Word of the day
Reading of the day
A reading from the first letter of John
1 JN 2:29–3:6
If you consider that God is righteous,
you also know that everyone who acts in righteousness
is begotten by him.
See what love the Father has bestowed on us
that we may be called the children of God.
Yet so we are.
The reason the world does not know us is that it did not know him.
Beloved, we are God’s children now;
what we shall be has not yet been revealed.
We do know that when it is revealed we shall be like him,
for we shall see him as he is.
Everyone who has this hope based on him makes himself pure,
as he is pure.
Everyone who commits sin commits lawlessness,
for sin is lawlessness.
You know that he was revealed to take away sins,
and in him there is no sin.
No one who remains in him sins;
no one who sins has seen him or known him.
Gospel of the day
From the Gospel according to John
John the Baptist saw Jesus coming toward him and said,
“Behold, the Lamb of God, who takes away the sin of the world.
He is the one of whom I said,
‘A man is coming after me who ranks ahead of me
because he existed before me.’
I did not know him,
but the reason why I came baptizing with water
was that he might be made known to Israel.”
John testified further, saying,
“I saw the Spirit come down like a dove from the sky
and remain upon him.
I did not know him,
but the one who sent me to baptize with water told me,
‘On whomever you see the Spirit come down and remain,
he is the one who will baptize with the Holy Spirit.’
Now I have seen and testified that he is the Son of God.
Words of the Holy Father
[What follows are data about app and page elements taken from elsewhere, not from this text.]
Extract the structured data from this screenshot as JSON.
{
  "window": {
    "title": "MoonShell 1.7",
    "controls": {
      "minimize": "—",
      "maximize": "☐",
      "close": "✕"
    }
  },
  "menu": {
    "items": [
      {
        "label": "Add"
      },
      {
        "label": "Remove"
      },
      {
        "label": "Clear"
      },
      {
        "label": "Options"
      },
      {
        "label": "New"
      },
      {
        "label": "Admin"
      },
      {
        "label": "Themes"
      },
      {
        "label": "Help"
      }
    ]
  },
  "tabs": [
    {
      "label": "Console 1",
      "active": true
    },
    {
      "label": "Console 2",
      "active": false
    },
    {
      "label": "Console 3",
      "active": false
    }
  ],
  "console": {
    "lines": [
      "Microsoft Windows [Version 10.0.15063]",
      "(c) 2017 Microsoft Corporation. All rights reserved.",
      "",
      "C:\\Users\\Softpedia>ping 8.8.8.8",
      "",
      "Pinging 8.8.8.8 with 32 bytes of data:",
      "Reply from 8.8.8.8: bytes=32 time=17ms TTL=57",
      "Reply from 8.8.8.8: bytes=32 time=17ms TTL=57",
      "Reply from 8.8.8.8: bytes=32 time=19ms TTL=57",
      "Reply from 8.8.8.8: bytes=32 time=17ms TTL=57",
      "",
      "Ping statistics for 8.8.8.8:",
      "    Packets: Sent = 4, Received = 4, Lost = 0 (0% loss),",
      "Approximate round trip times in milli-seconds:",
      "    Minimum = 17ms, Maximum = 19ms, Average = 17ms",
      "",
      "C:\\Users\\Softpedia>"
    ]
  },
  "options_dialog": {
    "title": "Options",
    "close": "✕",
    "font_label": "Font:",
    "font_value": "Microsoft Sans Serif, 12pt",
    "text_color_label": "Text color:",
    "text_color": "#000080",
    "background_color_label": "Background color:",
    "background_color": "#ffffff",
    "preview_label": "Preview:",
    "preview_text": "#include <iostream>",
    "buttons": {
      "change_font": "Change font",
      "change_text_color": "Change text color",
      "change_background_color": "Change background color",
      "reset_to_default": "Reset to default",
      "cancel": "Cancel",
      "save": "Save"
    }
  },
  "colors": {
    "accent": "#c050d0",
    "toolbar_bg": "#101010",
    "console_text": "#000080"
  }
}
The Greek word “to baptize” means “to immerse” (cf. ccc, 1214). To bathe with water is a rite common to various beliefs to express the passage from one condition to another, a sign of purification for a new beginning. But for us Christians it must be noted that if the body is immersed in water, the soul is immersed in Christ in order to receive the forgiveness of sin and to shine with divine light (cf. Tertullian, On the resurrection of the dead, viii, 3: ccl 2, 931; pl 2, 806). By virtue of the Holy Spirit, Baptism immerses us in the death and Resurrection of the Lord, drowning in the baptismal font the ‘old’ man, dominated by sin which separates him from God, and giving birth to the new man, recreated in Jesus. In Him all the children of Adam are called to new life. Therefore, Baptism is a rebirth. (General Audience, 11 April 2018)